The National Journal, in an article by Neil Munro (not available online), examines the evidence on whether gender matters when it comes to judging appeals. Munro relies mainly on a peer-reviewed study by Christina Boyd, a Ph.D. candidate at Washington University in St. Louis who was recently hired by the political science department at SUNY Buffalo.
Boyd examined a database of 1,275 appeals court cases decided between 1985 and 2002. She compared decisions made between 1985 and 2002 by male and female judges “sharing comparable ideologies and histories.”
Boyd found that only in sex discrimination cases did a judge’s gender make a difference. In these cases, the probability of a judge deciding in favor of the person alleging discrimination decreases by about 10 percentage points if the judge is a male.

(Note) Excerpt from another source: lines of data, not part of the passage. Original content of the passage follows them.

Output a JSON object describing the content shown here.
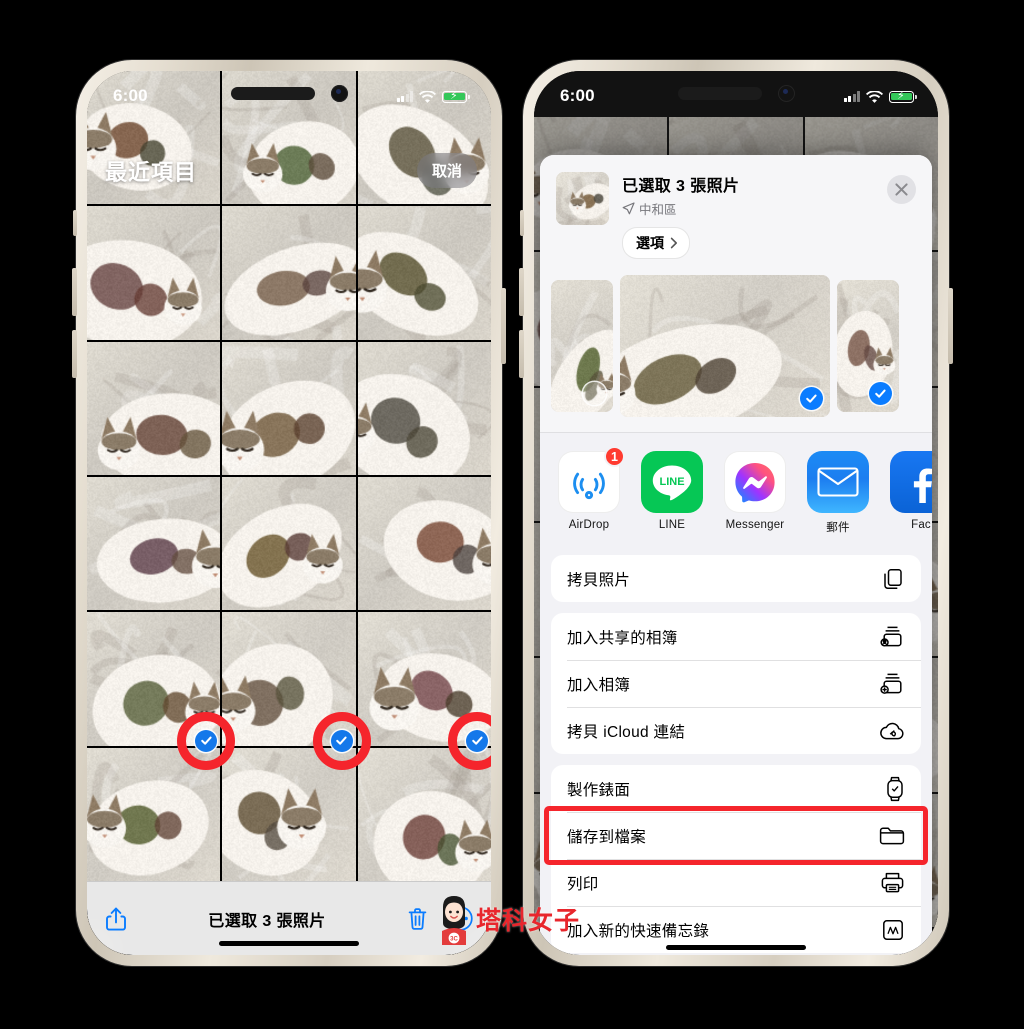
{
  "left_phone": {
    "status": {
      "time": "6:00",
      "battery_charging": true,
      "wifi": true,
      "signal_bars": 2
    },
    "album_title": "最近項目",
    "cancel_label": "取消",
    "toolbar": {
      "share_icon": "share-icon",
      "status_label": "已選取 3 張照片",
      "trash_icon": "trash-icon",
      "more_icon": "more-ellipsis-icon"
    },
    "selected_count": 3
  },
  "right_phone": {
    "status": {
      "time": "6:00",
      "battery_charging": true,
      "wifi": true,
      "signal_bars": 2
    },
    "share_sheet": {
      "title": "已選取 3 張照片",
      "subtitle": "中和區",
      "location_icon": "location-arrow-icon",
      "options_label": "選項",
      "close_icon": "close-icon",
      "previews": [
        {
          "selected": false
        },
        {
          "selected": true
        },
        {
          "selected": true
        }
      ],
      "apps": [
        {
          "name": "AirDrop",
          "label": "AirDrop",
          "icon": "airdrop-icon",
          "badge": "1"
        },
        {
          "name": "LINE",
          "label": "LINE",
          "icon": "line-icon",
          "badge": null
        },
        {
          "name": "Messenger",
          "label": "Messenger",
          "icon": "messenger-icon",
          "badge": null
        },
        {
          "name": "Mail",
          "label": "郵件",
          "icon": "mail-icon",
          "badge": null
        },
        {
          "name": "Facebook",
          "label": "Fac",
          "icon": "facebook-icon",
          "badge": null
        }
      ],
      "groups": [
        {
          "rows": [
            {
              "label": "拷貝照片",
              "icon": "copy-photos-icon",
              "highlighted": false
            }
          ]
        },
        {
          "rows": [
            {
              "label": "加入共享的相簿",
              "icon": "shared-album-icon",
              "highlighted": false
            },
            {
              "label": "加入相簿",
              "icon": "add-album-icon",
              "highlighted": false
            },
            {
              "label": "拷貝 iCloud 連結",
              "icon": "icloud-link-icon",
              "highlighted": false
            }
          ]
        },
        {
          "rows": [
            {
              "label": "製作錶面",
              "icon": "watch-face-icon",
              "highlighted": false
            },
            {
              "label": "儲存到檔案",
              "icon": "folder-icon",
              "highlighted": true
            },
            {
              "label": "列印",
              "icon": "printer-icon",
              "highlighted": false
            },
            {
              "label": "加入新的快速備忘錄",
              "icon": "quick-note-icon",
              "highlighted": false
            }
          ]
        }
      ]
    }
  },
  "watermark": {
    "text": "塔科女子",
    "mascot_badge": "3C"
  },
  "colors": {
    "accent_blue": "#0a7cff",
    "highlight_red": "#f5252c",
    "checkmark_blue": "#1478ea",
    "sheet_bg": "#f2f2f6",
    "battery_green": "#34c759"
  }
}
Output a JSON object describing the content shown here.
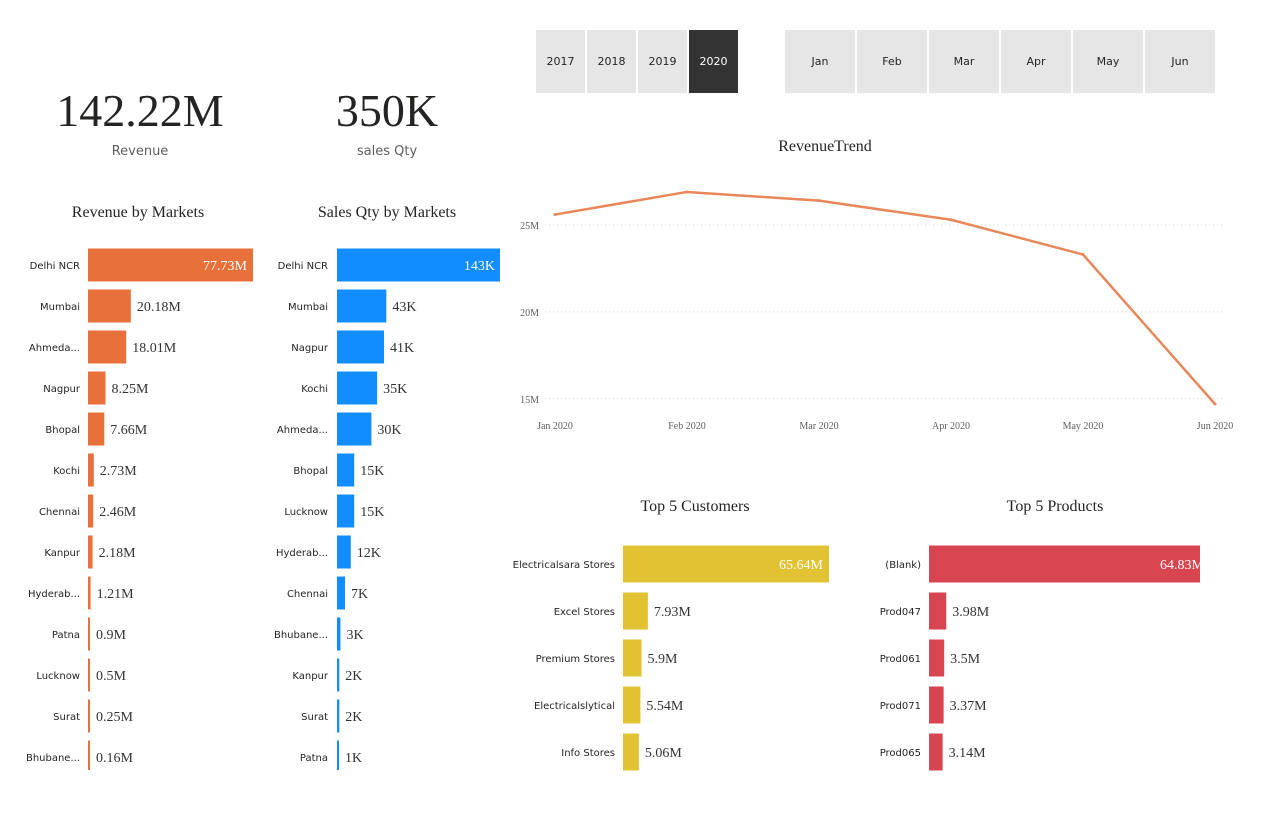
{
  "kpis": {
    "revenue": {
      "value": "142.22M",
      "label": "Revenue"
    },
    "qty": {
      "value": "350K",
      "label": "sales Qty"
    }
  },
  "year_slicer": {
    "options": [
      "2017",
      "2018",
      "2019",
      "2020"
    ],
    "selected": "2020"
  },
  "month_slicer": {
    "options": [
      "Jan",
      "Feb",
      "Mar",
      "Apr",
      "May",
      "Jun"
    ],
    "selected": ""
  },
  "colors": {
    "revenue": "#E8703A",
    "qty": "#118DFF",
    "customers": "#E1C233",
    "products": "#D64550",
    "selected": "#333333",
    "slicer_bg": "#E6E6E6"
  },
  "chart_data": [
    {
      "id": "rev_markets",
      "type": "bar",
      "orientation": "horizontal",
      "title": "Revenue by Markets",
      "categories": [
        "Delhi NCR",
        "Mumbai",
        "Ahmeda...",
        "Nagpur",
        "Bhopal",
        "Kochi",
        "Chennai",
        "Kanpur",
        "Hyderab...",
        "Patna",
        "Lucknow",
        "Surat",
        "Bhubane..."
      ],
      "values": [
        77.73,
        20.18,
        18.01,
        8.25,
        7.66,
        2.73,
        2.46,
        2.18,
        1.21,
        0.9,
        0.5,
        0.25,
        0.16
      ],
      "labels": [
        "77.73M",
        "20.18M",
        "18.01M",
        "8.25M",
        "7.66M",
        "2.73M",
        "2.46M",
        "2.18M",
        "1.21M",
        "0.9M",
        "0.5M",
        "0.25M",
        "0.16M"
      ],
      "color": "#E8703A"
    },
    {
      "id": "qty_markets",
      "type": "bar",
      "orientation": "horizontal",
      "title": "Sales Qty by Markets",
      "categories": [
        "Delhi NCR",
        "Mumbai",
        "Nagpur",
        "Kochi",
        "Ahmeda...",
        "Bhopal",
        "Lucknow",
        "Hyderab...",
        "Chennai",
        "Bhubane...",
        "Kanpur",
        "Surat",
        "Patna"
      ],
      "values": [
        143,
        43,
        41,
        35,
        30,
        15,
        15,
        12,
        7,
        3,
        2,
        2,
        1
      ],
      "labels": [
        "143K",
        "43K",
        "41K",
        "35K",
        "30K",
        "15K",
        "15K",
        "12K",
        "7K",
        "3K",
        "2K",
        "2K",
        "1K"
      ],
      "color": "#118DFF"
    },
    {
      "id": "trend",
      "type": "line",
      "title": "RevenueTrend",
      "x": [
        "Jan 2020",
        "Feb 2020",
        "Mar 2020",
        "Apr 2020",
        "May 2020",
        "Jun 2020"
      ],
      "y": [
        25.6,
        26.9,
        26.4,
        25.3,
        23.3,
        14.7
      ],
      "yticks": [
        "15M",
        "20M",
        "25M"
      ],
      "ytick_values": [
        15,
        20,
        25
      ],
      "ylim": [
        14.7,
        27.3
      ],
      "grid": true,
      "color": "#E8875A"
    },
    {
      "id": "customers",
      "type": "bar",
      "orientation": "horizontal",
      "title": "Top 5 Customers",
      "categories": [
        "Electricalsara Stores",
        "Excel Stores",
        "Premium Stores",
        "Electricalslytical",
        "Info Stores"
      ],
      "values": [
        65.64,
        7.93,
        5.9,
        5.54,
        5.06
      ],
      "labels": [
        "65.64M",
        "7.93M",
        "5.9M",
        "5.54M",
        "5.06M"
      ],
      "color": "#E1C233"
    },
    {
      "id": "products",
      "type": "bar",
      "orientation": "horizontal",
      "title": "Top 5 Products",
      "categories": [
        "(Blank)",
        "Prod047",
        "Prod061",
        "Prod071",
        "Prod065"
      ],
      "values": [
        64.83,
        3.98,
        3.5,
        3.37,
        3.14
      ],
      "labels": [
        "64.83M",
        "3.98M",
        "3.5M",
        "3.37M",
        "3.14M"
      ],
      "color": "#D64550"
    }
  ]
}
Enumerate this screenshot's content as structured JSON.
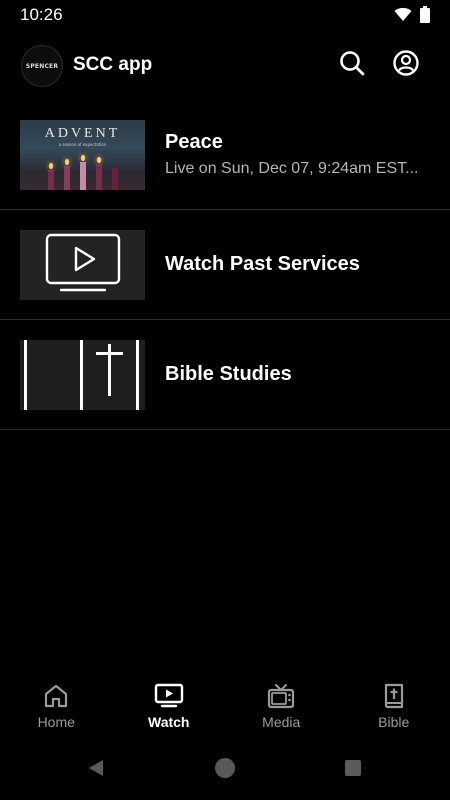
{
  "status_bar": {
    "time": "10:26"
  },
  "app_bar": {
    "title": "SCC app",
    "logo_text": "SPENCER"
  },
  "items": [
    {
      "title": "Peace",
      "subtitle": "Live on Sun, Dec 07, 9:24am EST...",
      "thumb": {
        "heading": "ADVENT",
        "tagline": "a season of expectation"
      }
    },
    {
      "title": "Watch Past Services"
    },
    {
      "title": "Bible Studies"
    }
  ],
  "nav": [
    {
      "label": "Home",
      "icon": "home-icon"
    },
    {
      "label": "Watch",
      "icon": "tv-play-icon",
      "active": true
    },
    {
      "label": "Media",
      "icon": "tv-icon"
    },
    {
      "label": "Bible",
      "icon": "bible-icon"
    }
  ],
  "colors": {
    "background": "#000000",
    "text": "#ffffff",
    "muted": "#9a9a9a",
    "divider": "#2e2e2e"
  }
}
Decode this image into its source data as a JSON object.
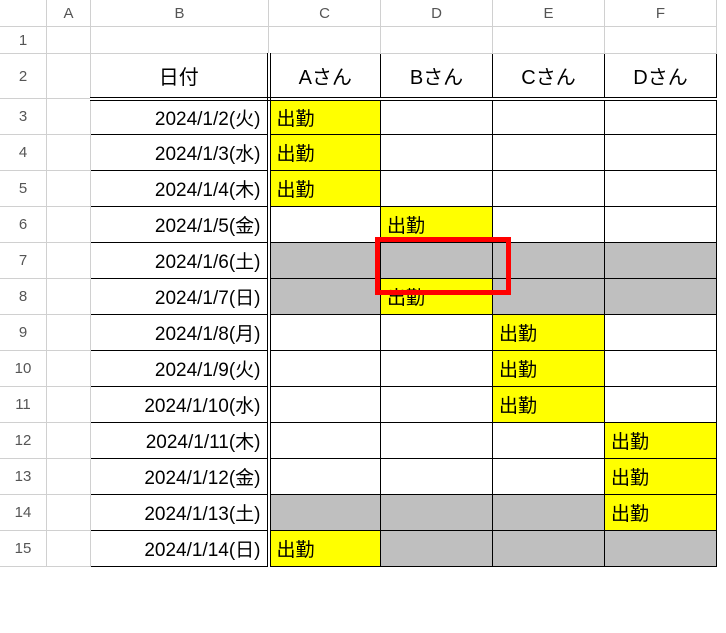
{
  "columns": [
    "A",
    "B",
    "C",
    "D",
    "E",
    "F"
  ],
  "row_numbers": [
    1,
    2,
    3,
    4,
    5,
    6,
    7,
    8,
    9,
    10,
    11,
    12,
    13,
    14,
    15
  ],
  "header": {
    "date": "日付",
    "cols": [
      "Aさん",
      "Bさん",
      "Cさん",
      "Dさん"
    ]
  },
  "attendance_label": "出勤",
  "rows": [
    {
      "date": "2024/1/2(火)",
      "gray": false,
      "work": [
        true,
        false,
        false,
        false
      ]
    },
    {
      "date": "2024/1/3(水)",
      "gray": false,
      "work": [
        true,
        false,
        false,
        false
      ]
    },
    {
      "date": "2024/1/4(木)",
      "gray": false,
      "work": [
        true,
        false,
        false,
        false
      ]
    },
    {
      "date": "2024/1/5(金)",
      "gray": false,
      "work": [
        false,
        true,
        false,
        false
      ]
    },
    {
      "date": "2024/1/6(土)",
      "gray": true,
      "work": [
        false,
        false,
        false,
        false
      ]
    },
    {
      "date": "2024/1/7(日)",
      "gray": true,
      "work": [
        false,
        true,
        false,
        false
      ]
    },
    {
      "date": "2024/1/8(月)",
      "gray": false,
      "work": [
        false,
        false,
        true,
        false
      ]
    },
    {
      "date": "2024/1/9(火)",
      "gray": false,
      "work": [
        false,
        false,
        true,
        false
      ]
    },
    {
      "date": "2024/1/10(水)",
      "gray": false,
      "work": [
        false,
        false,
        true,
        false
      ]
    },
    {
      "date": "2024/1/11(木)",
      "gray": false,
      "work": [
        false,
        false,
        false,
        true
      ]
    },
    {
      "date": "2024/1/12(金)",
      "gray": false,
      "work": [
        false,
        false,
        false,
        true
      ]
    },
    {
      "date": "2024/1/13(土)",
      "gray": true,
      "work": [
        false,
        false,
        false,
        true
      ]
    },
    {
      "date": "2024/1/14(日)",
      "gray": true,
      "work": [
        true,
        false,
        false,
        false
      ]
    }
  ],
  "colors": {
    "yellow": "#ffff00",
    "gray": "#bfbfbf",
    "gridline": "#d0d0d0",
    "border": "#000000",
    "highlight": "#ff0000"
  },
  "highlight_cell": "D7"
}
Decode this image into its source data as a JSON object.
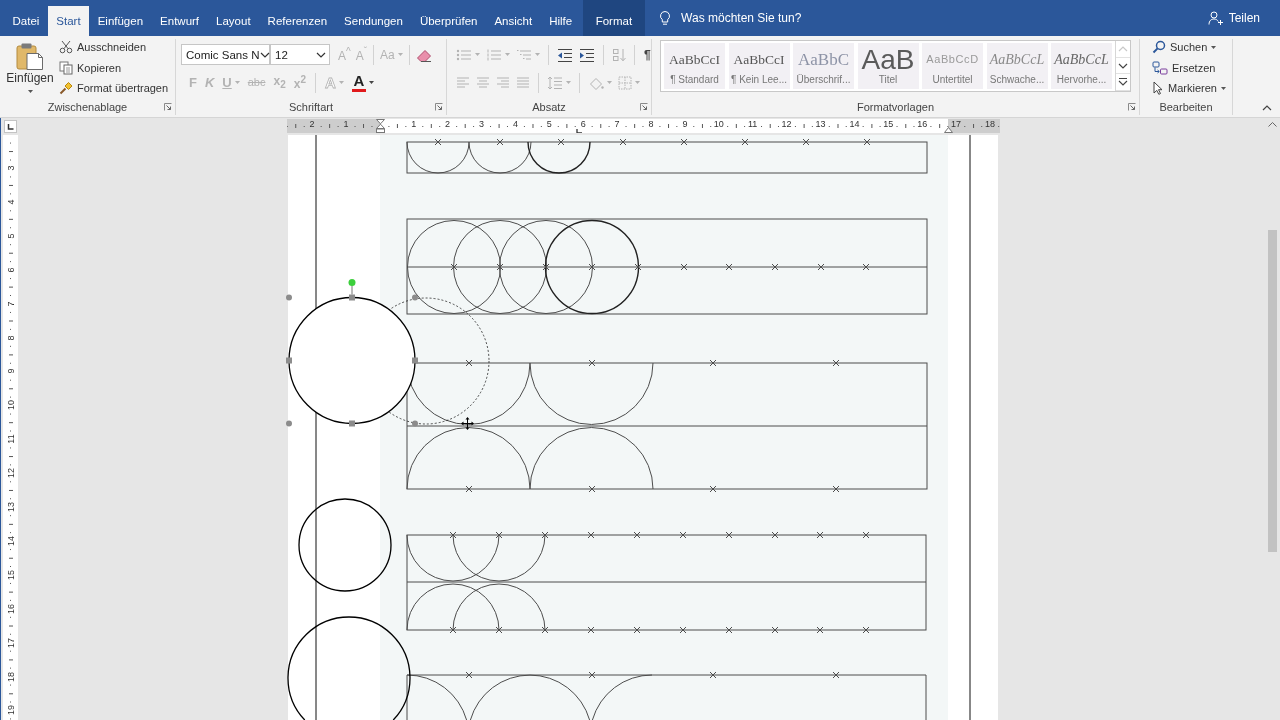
{
  "tabs": [
    {
      "label": "Datei",
      "selected": false,
      "kind": "standard"
    },
    {
      "label": "Start",
      "selected": true,
      "kind": "standard"
    },
    {
      "label": "Einfügen",
      "selected": false,
      "kind": "standard"
    },
    {
      "label": "Entwurf",
      "selected": false,
      "kind": "standard"
    },
    {
      "label": "Layout",
      "selected": false,
      "kind": "standard"
    },
    {
      "label": "Referenzen",
      "selected": false,
      "kind": "standard"
    },
    {
      "label": "Sendungen",
      "selected": false,
      "kind": "standard"
    },
    {
      "label": "Überprüfen",
      "selected": false,
      "kind": "standard"
    },
    {
      "label": "Ansicht",
      "selected": false,
      "kind": "standard"
    },
    {
      "label": "Hilfe",
      "selected": false,
      "kind": "standard"
    },
    {
      "label": "Format",
      "selected": false,
      "kind": "contextual"
    }
  ],
  "tell_me": {
    "placeholder": "Was möchten Sie tun?"
  },
  "share": {
    "label": "Teilen"
  },
  "clipboard": {
    "title": "Zwischenablage",
    "paste": {
      "label": "Einfügen"
    },
    "commands": [
      {
        "label": "Ausschneiden"
      },
      {
        "label": "Kopieren"
      },
      {
        "label": "Format übertragen"
      }
    ]
  },
  "font": {
    "title": "Schriftart",
    "font_name": "Comic Sans N",
    "font_size": "12",
    "size_buttons": [
      {
        "label": "A$^{^}$",
        "disabled": true
      },
      {
        "label": "A$^{ˇ}$",
        "disabled": true
      }
    ],
    "case_button": {
      "label": "Aa",
      "disabled": true,
      "dropdown": true
    },
    "clear_button": {
      "disabled": false
    },
    "style_buttons": [
      {
        "label": "F",
        "kind": "bold",
        "disabled": true,
        "dropdown": false
      },
      {
        "label": "K",
        "kind": "italic",
        "disabled": true,
        "dropdown": false
      },
      {
        "label": "U",
        "kind": "underline",
        "disabled": true,
        "dropdown": true
      },
      {
        "label": "abc",
        "kind": "strike",
        "disabled": true,
        "dropdown": false
      },
      {
        "label": "x$_{2}$",
        "kind": "plain",
        "disabled": true,
        "dropdown": false
      },
      {
        "label": "x$^{2}$",
        "kind": "plain",
        "disabled": true,
        "dropdown": false
      }
    ],
    "effect_buttons": [
      {
        "label": "A",
        "kind": "outline",
        "disabled": true,
        "dropdown": true
      },
      {
        "label": "A",
        "kind": "color",
        "disabled": false,
        "dropdown": true
      }
    ]
  },
  "paragraph": {
    "title": "Absatz",
    "list_buttons": [
      {
        "disabled": true,
        "dropdown": true
      },
      {
        "disabled": true,
        "dropdown": true
      },
      {
        "disabled": true,
        "dropdown": true
      }
    ],
    "indent_buttons": [
      {
        "disabled": false
      },
      {
        "disabled": false
      }
    ],
    "sort_button": {
      "disabled": true
    },
    "marks_button": {
      "label": "¶",
      "disabled": false
    },
    "align_buttons": [
      {
        "disabled": true
      },
      {
        "disabled": true
      },
      {
        "disabled": true
      },
      {
        "disabled": true
      }
    ],
    "spacing_button": {
      "disabled": true,
      "dropdown": true
    },
    "fill_buttons": [
      {
        "disabled": true,
        "dropdown": true
      },
      {
        "disabled": true,
        "dropdown": true
      }
    ]
  },
  "styles": {
    "title": "Formatvorlagen",
    "items": [
      {
        "preview": "AaBbCcI",
        "name": "¶ Standard",
        "kind": "body",
        "selected": false
      },
      {
        "preview": "AaBbCcI",
        "name": "¶ Kein Lee...",
        "kind": "body",
        "selected": false
      },
      {
        "preview": "AaBbC",
        "name": "Überschrif...",
        "kind": "heading",
        "selected": false
      },
      {
        "preview": "AaB",
        "name": "Titel",
        "kind": "title",
        "selected": false
      },
      {
        "preview": "AaBbCcD",
        "name": "Untertitel",
        "kind": "subtitle",
        "selected": false
      },
      {
        "preview": "AaBbCcL",
        "name": "Schwache...",
        "kind": "subtle",
        "selected": false
      },
      {
        "preview": "AaBbCcL",
        "name": "Hervorhe...",
        "kind": "emphasis",
        "selected": false
      }
    ],
    "scroll_buttons": [
      {
        "disabled": true
      },
      {
        "disabled": false
      },
      {
        "disabled": false
      }
    ]
  },
  "editing": {
    "title": "Bearbeiten",
    "commands": [
      {
        "label": "Suchen",
        "dropdown": true
      },
      {
        "label": "Ersetzen",
        "dropdown": false
      },
      {
        "label": "Markieren",
        "dropdown": true
      }
    ]
  },
  "ruler": {
    "horizontal": [
      "2",
      "1",
      "1",
      "2",
      "3",
      "4",
      "5",
      "6",
      "7",
      "8",
      "9",
      "10",
      "11",
      "12",
      "13",
      "14",
      "15",
      "16",
      "17",
      "18"
    ],
    "vertical": [
      "3",
      "4",
      "5",
      "6",
      "7",
      "8",
      "9",
      "10",
      "11",
      "12",
      "13",
      "14",
      "15",
      "16",
      "17",
      "18",
      "19"
    ]
  },
  "document": {
    "shapes": [
      {
        "selected": true,
        "dragging": true
      },
      {
        "selected": false,
        "dragging": false
      },
      {
        "selected": false,
        "dragging": false
      }
    ]
  }
}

As I understand it, because Boyd’s study compares judges of different genders but the same ideology, it might still be the case that female judges tend to be more liberal than male judges. So gender may be important, but the study suggests that, for the most part, ideology trumps it. I suspect this remains true if ethnicity is added to the equaltion.
Munro concludes that, in light of the social science research, lefty academics are moving away from the argument in favor of a diverse bench that Sotomayor endorsed in her speeches — that a diverse bench will produce better decisions. Instead they are now arguing that a diverse bench produces more “political legitimacy” because it persuades people that the courts aren’t just the province of particular race or gender.
Sotomayor, then, appears to have bought into a wave of feminist theory that is no longer in vogue. A wiser Latina would have been more wary of that theory from the start.
UPDATE: The old wave having crashed, or at least become politically untenable, Sotomayor jumps aboard the new one — the need to convince the public that we’re “fair and inclusive.”